MATERIAL PROVIDED:
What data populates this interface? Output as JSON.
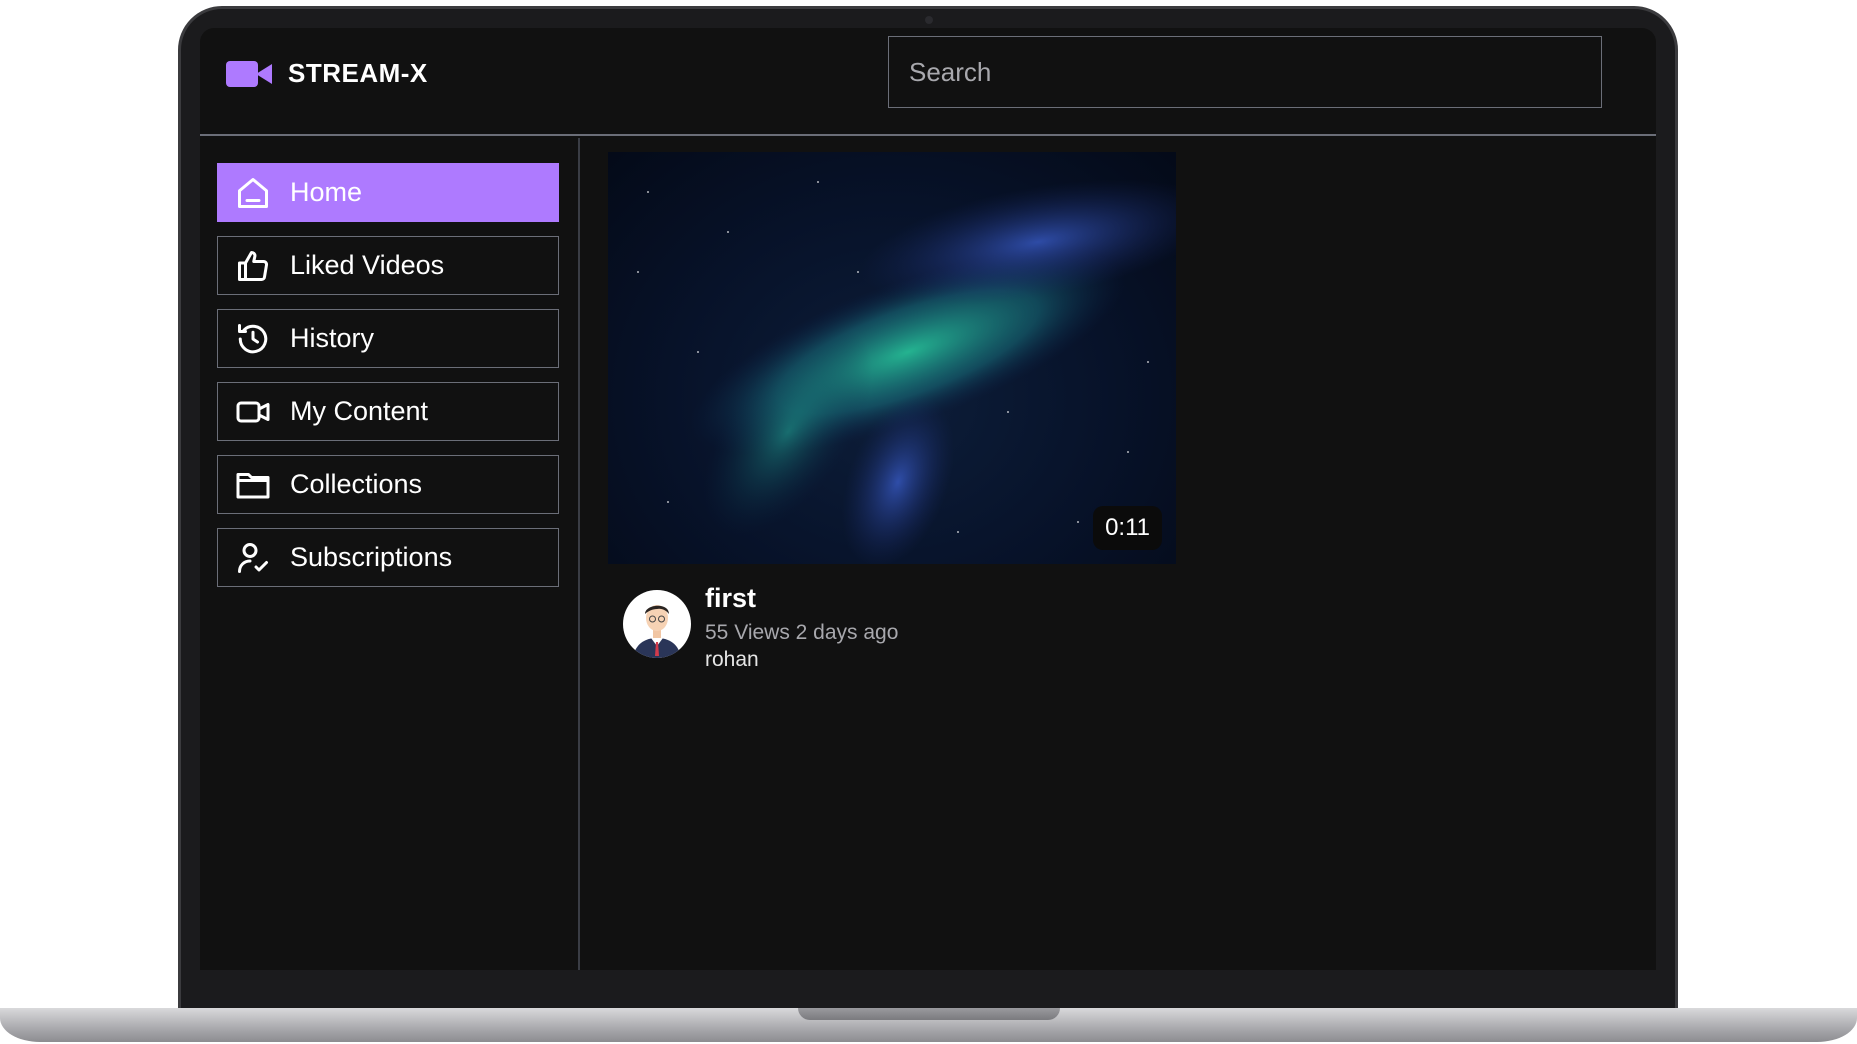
{
  "app": {
    "name": "STREAM-X"
  },
  "header": {
    "search_placeholder": "Search"
  },
  "sidebar": {
    "items": [
      {
        "label": "Home",
        "icon": "home-icon",
        "active": true
      },
      {
        "label": "Liked Videos",
        "icon": "thumbs-up-icon",
        "active": false
      },
      {
        "label": "History",
        "icon": "history-icon",
        "active": false
      },
      {
        "label": "My Content",
        "icon": "video-camera-icon",
        "active": false
      },
      {
        "label": "Collections",
        "icon": "folder-icon",
        "active": false
      },
      {
        "label": "Subscriptions",
        "icon": "user-check-icon",
        "active": false
      }
    ]
  },
  "videos": [
    {
      "title": "first",
      "views": "55 Views",
      "age": "2 days ago",
      "stats": "55 Views 2 days ago",
      "owner": "rohan",
      "duration": "0:11"
    }
  ],
  "colors": {
    "accent": "#ae7aff",
    "background": "#111111",
    "border": "#6b6e78"
  }
}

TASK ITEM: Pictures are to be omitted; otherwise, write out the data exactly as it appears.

RESPONSE FOR THIS EXERCISE:
What data populates this interface? Output as JSON.
{
  "app": {
    "name": "STREAM-X"
  },
  "header": {
    "search_placeholder": "Search"
  },
  "sidebar": {
    "items": [
      {
        "label": "Home",
        "icon": "home-icon",
        "active": true
      },
      {
        "label": "Liked Videos",
        "icon": "thumbs-up-icon",
        "active": false
      },
      {
        "label": "History",
        "icon": "history-icon",
        "active": false
      },
      {
        "label": "My Content",
        "icon": "video-camera-icon",
        "active": false
      },
      {
        "label": "Collections",
        "icon": "folder-icon",
        "active": false
      },
      {
        "label": "Subscriptions",
        "icon": "user-check-icon",
        "active": false
      }
    ]
  },
  "videos": [
    {
      "title": "first",
      "views": "55 Views",
      "age": "2 days ago",
      "stats": "55 Views 2 days ago",
      "owner": "rohan",
      "duration": "0:11"
    }
  ],
  "colors": {
    "accent": "#ae7aff",
    "background": "#111111",
    "border": "#6b6e78"
  }
}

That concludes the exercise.